Burlington Danes already works with the social-justice charity West London Action Zone, which supports vulnerable students. One of its partners, Place2Be, which offers mental-health support for young people, has bolstered its numbers on site since the disaster.
ARK Burlington Danes AcademyCaring community: Ark Burlington Danes Academy“It has more than doubled its provision,” Mr Ribton said, “which was necessary, because, on top of Grenfell, our primary head teacher sadly passed away. It is not just the students who have accessed that level of support, but staff and parents as well.”
Mr Ribton, who has taught in the area for more than 30 years, has recognised faces of former students among the 66 victims identified so far, from his time at Holland Park School. He emphasised the importance of community schools in such times.

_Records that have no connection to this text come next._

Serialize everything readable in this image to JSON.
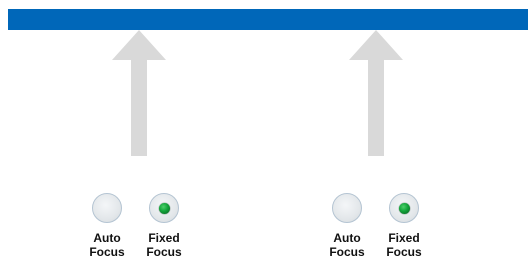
{
  "colors": {
    "bar": "#0067B9",
    "arrow": "#D9D9D9",
    "led_on": "#12A33A"
  },
  "panels": [
    {
      "auto_focus": {
        "line1": "Auto",
        "line2": "Focus",
        "lit": false
      },
      "fixed_focus": {
        "line1": "Fixed",
        "line2": "Focus",
        "lit": true
      }
    },
    {
      "auto_focus": {
        "line1": "Auto",
        "line2": "Focus",
        "lit": false
      },
      "fixed_focus": {
        "line1": "Fixed",
        "line2": "Focus",
        "lit": true
      }
    }
  ]
}
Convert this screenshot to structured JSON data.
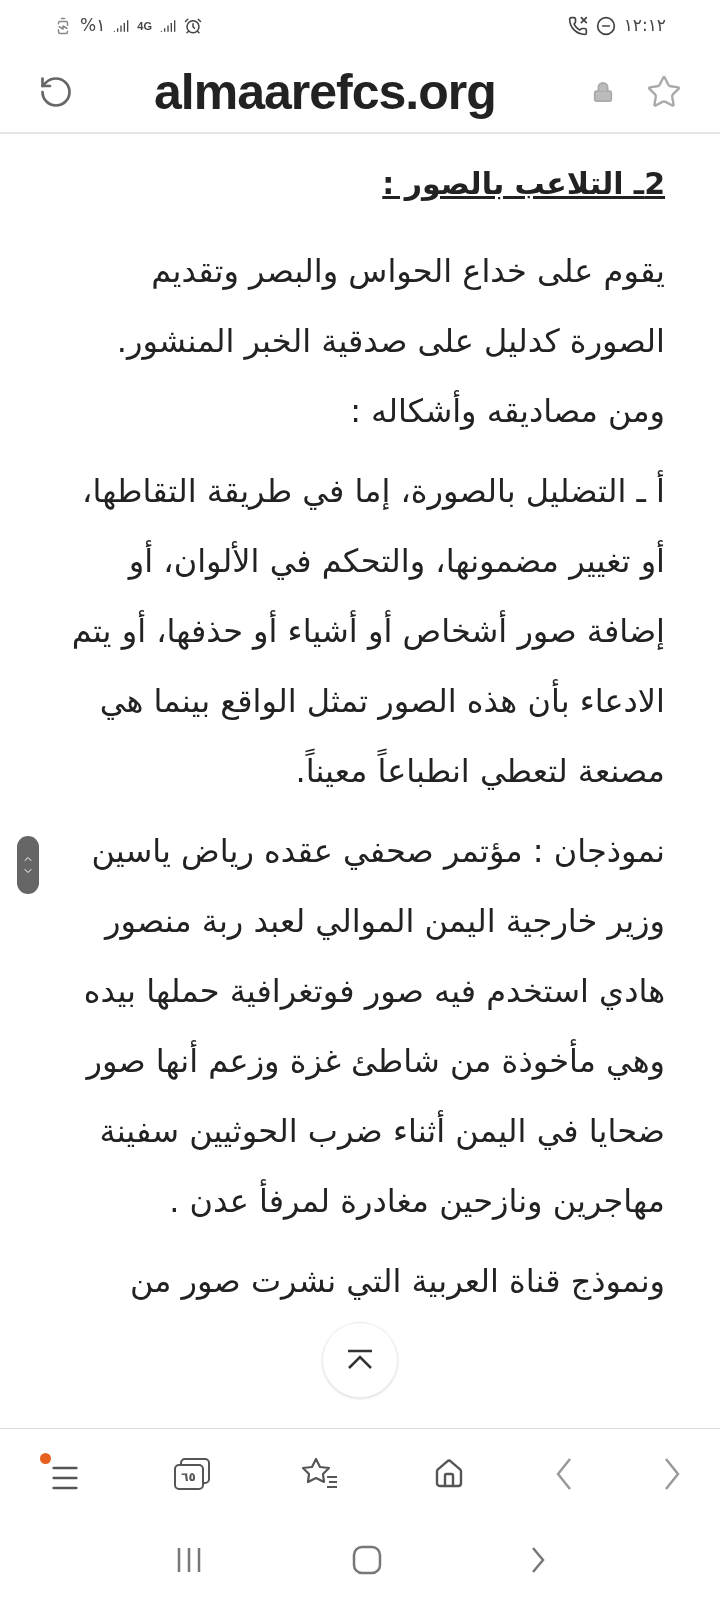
{
  "status_bar": {
    "time": "١٢:١٢",
    "battery": "%١",
    "network": "4G"
  },
  "address_bar": {
    "domain": "almaarefcs.org"
  },
  "article": {
    "heading": "2ـ التلاعب بالصور :",
    "paragraphs": [
      "يقوم على خداع الحواس والبصر وتقديم الصورة كدليل على صدقية الخبر المنشور. ومن مصاديقه وأشكاله :",
      "أ ـ التضليل بالصورة، إما في طريقة التقاطها، أو تغيير مضمونها، والتحكم في الألوان، أو إضافة صور أشخاص أو أشياء أو حذفها، أو يتم الادعاء بأن هذه الصور تمثل الواقع بينما هي مصنعة لتعطي انطباعاً معيناً.",
      "نموذجان : مؤتمر صحفي عقده رياض ياسين وزير خارجية اليمن الموالي لعبد ربة منصور هادي استخدم فيه صور فوتغرافية حملها بيده وهي مأخوذة من شاطئ غزة وزعم أنها صور ضحايا في اليمن أثناء ضرب الحوثيين سفينة مهاجرين ونازحين مغادرة لمرفأ عدن .",
      "ونموذج قناة العربية التي نشرت صور من"
    ]
  },
  "toolbar": {
    "tabs_count": "٦٥",
    "menu_notification": true
  }
}
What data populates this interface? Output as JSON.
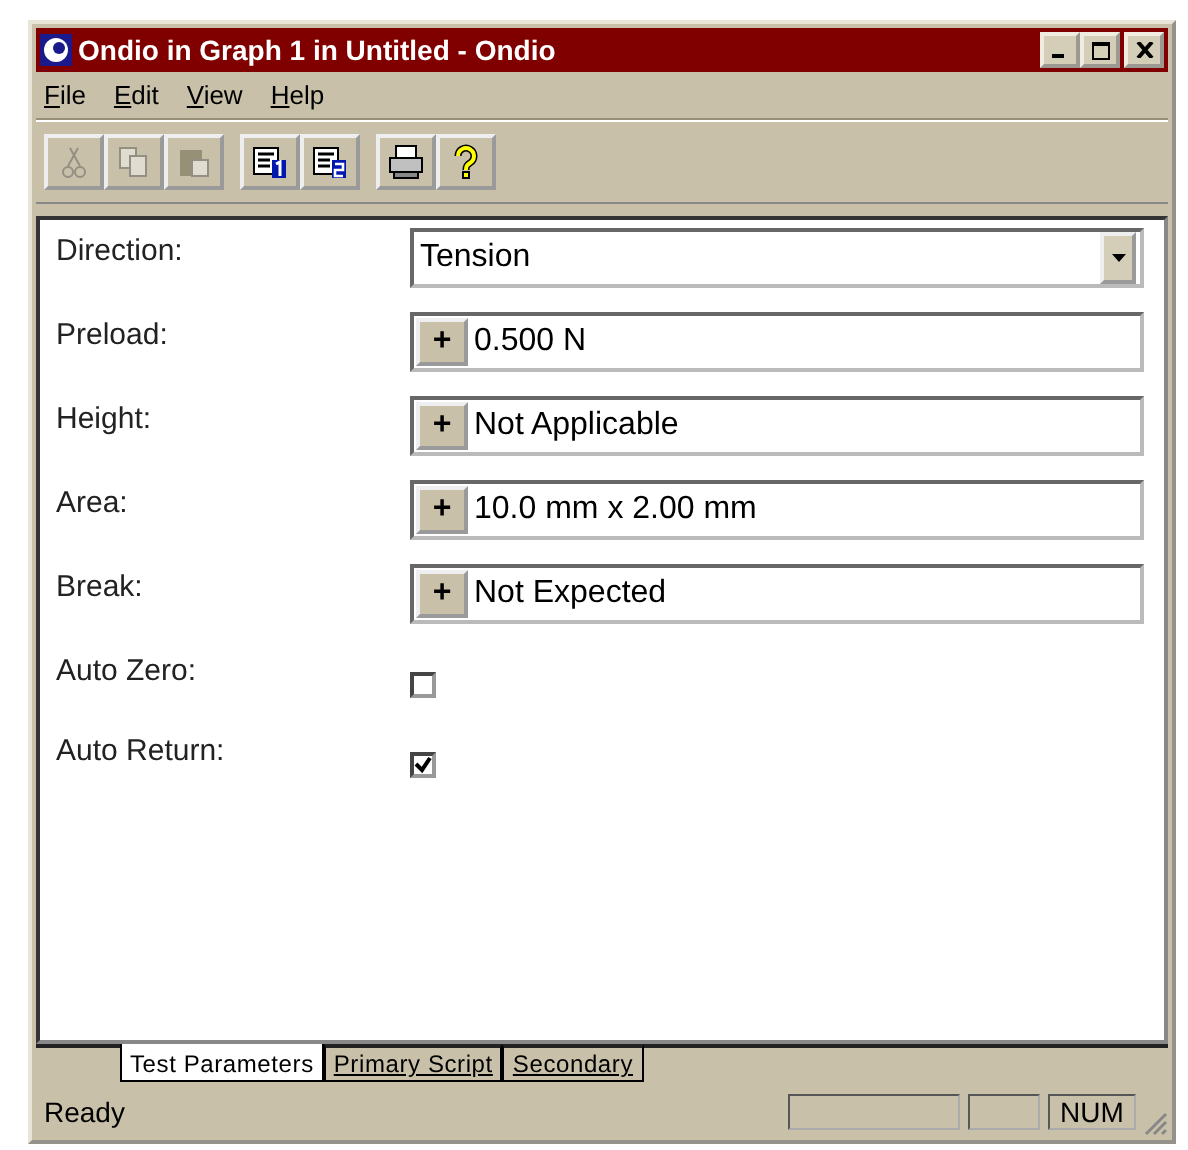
{
  "window": {
    "title": "Ondio in Graph 1 in Untitled - Ondio"
  },
  "menu": [
    "File",
    "Edit",
    "View",
    "Help"
  ],
  "toolbar": [
    {
      "kind": "cut",
      "disabled": true
    },
    {
      "kind": "copy",
      "disabled": true
    },
    {
      "kind": "paste",
      "disabled": true
    },
    {
      "kind": "sheet1",
      "disabled": false
    },
    {
      "kind": "sheet2",
      "disabled": false
    },
    {
      "kind": "print",
      "disabled": false
    },
    {
      "kind": "help",
      "disabled": false
    }
  ],
  "fields": [
    {
      "kind": "dropdown",
      "label": "Direction:",
      "value": "Tension"
    },
    {
      "kind": "stepper",
      "label": "Preload:",
      "value": "0.500 N",
      "button": "+"
    },
    {
      "kind": "stepper",
      "label": "Height:",
      "value": "Not Applicable",
      "button": "+"
    },
    {
      "kind": "stepper",
      "label": "Area:",
      "value": "10.0 mm x 2.00 mm",
      "button": "+"
    },
    {
      "kind": "stepper",
      "label": "Break:",
      "value": "Not Expected",
      "button": "+"
    },
    {
      "kind": "checkbox",
      "label": "Auto Zero:",
      "checked": false
    },
    {
      "kind": "checkbox",
      "label": "Auto Return:",
      "checked": true
    }
  ],
  "tabs": [
    {
      "label": "Test Parameters",
      "selected": true
    },
    {
      "label": "Primary Script",
      "selected": false
    },
    {
      "label": "Secondary",
      "selected": false
    }
  ],
  "status_bar": {
    "text": "Ready",
    "indicator": "NUM"
  }
}
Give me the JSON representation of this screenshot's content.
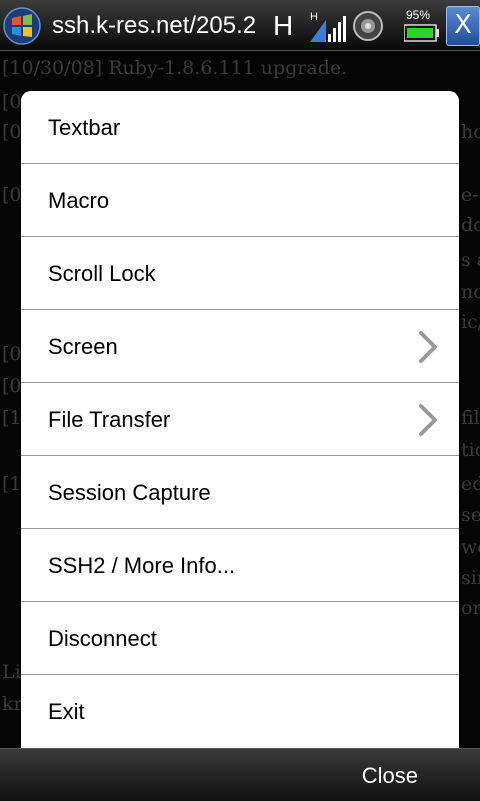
{
  "status_bar": {
    "title": "ssh.k-res.net/205.2",
    "network_letter": "H",
    "signal_letter": "H",
    "battery_percent": "95%",
    "close_symbol": "X"
  },
  "terminal": {
    "lines": [
      "[10/30/08] Ruby-1.8.6.111 upgrade.",
      "[0",
      "[0",
      "ho",
      "[0",
      "e-",
      "do",
      "s a",
      "no",
      "ic/",
      "[0",
      "[0",
      "[1",
      "fill",
      "tic",
      "[1",
      "ed",
      "se",
      "we",
      "sin",
      "ons",
      "Lif",
      "kr"
    ]
  },
  "menu": {
    "items": [
      {
        "label": "Textbar",
        "submenu": false
      },
      {
        "label": "Macro",
        "submenu": false
      },
      {
        "label": "Scroll Lock",
        "submenu": false
      },
      {
        "label": "Screen",
        "submenu": true
      },
      {
        "label": "File Transfer",
        "submenu": true
      },
      {
        "label": "Session Capture",
        "submenu": false
      },
      {
        "label": "SSH2 / More Info...",
        "submenu": false
      },
      {
        "label": "Disconnect",
        "submenu": false
      },
      {
        "label": "Exit",
        "submenu": false
      }
    ]
  },
  "bottom_bar": {
    "close_label": "Close"
  },
  "colors": {
    "menu_background": "#ffffff",
    "divider": "#9a9a9a",
    "chevron": "#999999",
    "battery_green": "#2bd32b"
  }
}
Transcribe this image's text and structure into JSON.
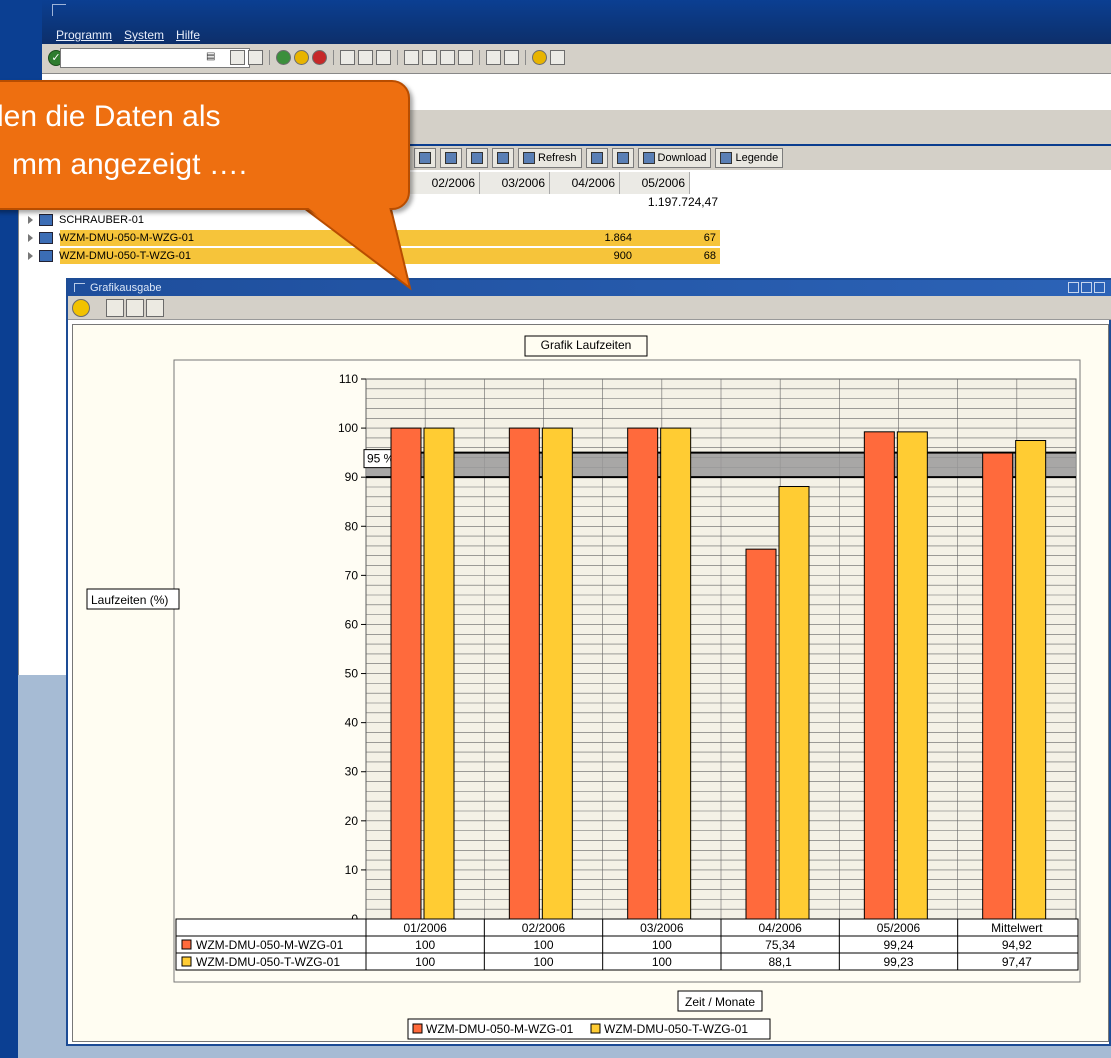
{
  "window": {
    "menu": [
      "Programm",
      "System",
      "Hilfe"
    ]
  },
  "callout": {
    "line1": "den die Daten als",
    "line2": "mm angezeigt …."
  },
  "alv": {
    "buttons": {
      "refresh": "Refresh",
      "download": "Download",
      "legend": "Legende"
    },
    "columns": [
      "02/2006",
      "03/2006",
      "04/2006",
      "05/2006"
    ],
    "total_05": "1.197.724,47",
    "rows": [
      {
        "name": "SCHRAUBER-01",
        "v04": "",
        "v05": ""
      },
      {
        "name": "WZM-DMU-050-M-WZG-01",
        "v04": "1.864",
        "v05": "67"
      },
      {
        "name": "WZM-DMU-050-T-WZG-01",
        "v04": "900",
        "v05": "68"
      }
    ]
  },
  "dialog": {
    "title": "Grafikausgabe"
  },
  "chart_data": {
    "type": "bar",
    "title": "Grafik Laufzeiten",
    "ylabel": "Laufzeiten (%)",
    "xlabel": "Zeit / Monate",
    "ylim": [
      0,
      110
    ],
    "yticks": [
      0,
      10,
      20,
      30,
      40,
      50,
      60,
      70,
      80,
      90,
      100,
      110
    ],
    "categories": [
      "01/2006",
      "02/2006",
      "03/2006",
      "04/2006",
      "05/2006",
      "Mittelwert"
    ],
    "series": [
      {
        "name": "WZM-DMU-050-M-WZG-01",
        "color": "#ff6a3c",
        "values": [
          100,
          100,
          100,
          75.34,
          99.24,
          94.92
        ],
        "labels": [
          "100",
          "100",
          "100",
          "75,34",
          "99,24",
          "94,92"
        ]
      },
      {
        "name": "WZM-DMU-050-T-WZG-01",
        "color": "#ffcc33",
        "values": [
          100,
          100,
          100,
          88.1,
          99.23,
          97.47
        ],
        "labels": [
          "100",
          "100",
          "100",
          "88,1",
          "99,23",
          "97,47"
        ]
      }
    ],
    "target_label": "95 %",
    "target_band": [
      90,
      95
    ],
    "grid": true,
    "legend_position": "bottom"
  }
}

“Good schools do more than enrich the individual lives of students: they build and enrich the community they serve, and that is an important part of being a community school. I am happy to be helping this community, and the students here are very proud that their school is at the forefront of giving something back.”
Together with many churches, community centres, and schools in the area, Burlington Danes became a collection point for donations. There were just a few bags of items left by the end of term, down from hundreds within two days of the fire. The donations had been sorted and distributed to families and relatives, and then foodbanks. The remaining few will be given to charity.
“Students — some of whom have hard, difficult, and challenging lives — had gone to places like Primark and bought the same shoe in about five different sizes, or bought a whole load of toiletries using money they don’t have, to support the people in their community. It was very humbling.”
POLITICISATION of the disaster has not necessarily come from the affected communities, Mr Ribton says; and parents, like everyone else, are still in shock.
“The general narrative is probably that if the result of this fire means that people live in better-quality housing; that this completely disgraceful juxtaposition of wealth against poverty, that gap, is considered; and that schools think about child mental health a lot more, then, although it is very early to talk about positive outcomes, at least there is some legacy which is positive.”
None the less, even when the wreckage of Grenfell Tower is eventually covered and demolished, its absence will leave a “deep scar” in Kensington, he says. “The tower is a brutally stark monument to everything that is wrong with society — that people should live like that, and that in the modern era a building can burn as violently as it did, in such a destructive way.”
But the motto of Kensington Aldridge is “Intrepidus”, and Burlington Danes holds to the same principle of fearlessness in adversity, Mr Ribton says.
“It is a very strong team of staff: the senior leadership team are great, and everyone is on board what we are trying to do for our pupils. Adopting Kensington Aldridge pupils is a natural extension of this — and they could easily be our pupils. The diverse demographic is virtually identical.”
Besides adopting Kensington Aldridge for the next academic year, Burlington Danes has also hosted a summer school on the site, run by a training initiative for young people, Future Foundations.
“I think it will be very positive,” Mr Ribton says. He acknowledges the challenge of having about two weeks to get the school ready for the new year. “We will rise to it, as we have done before.”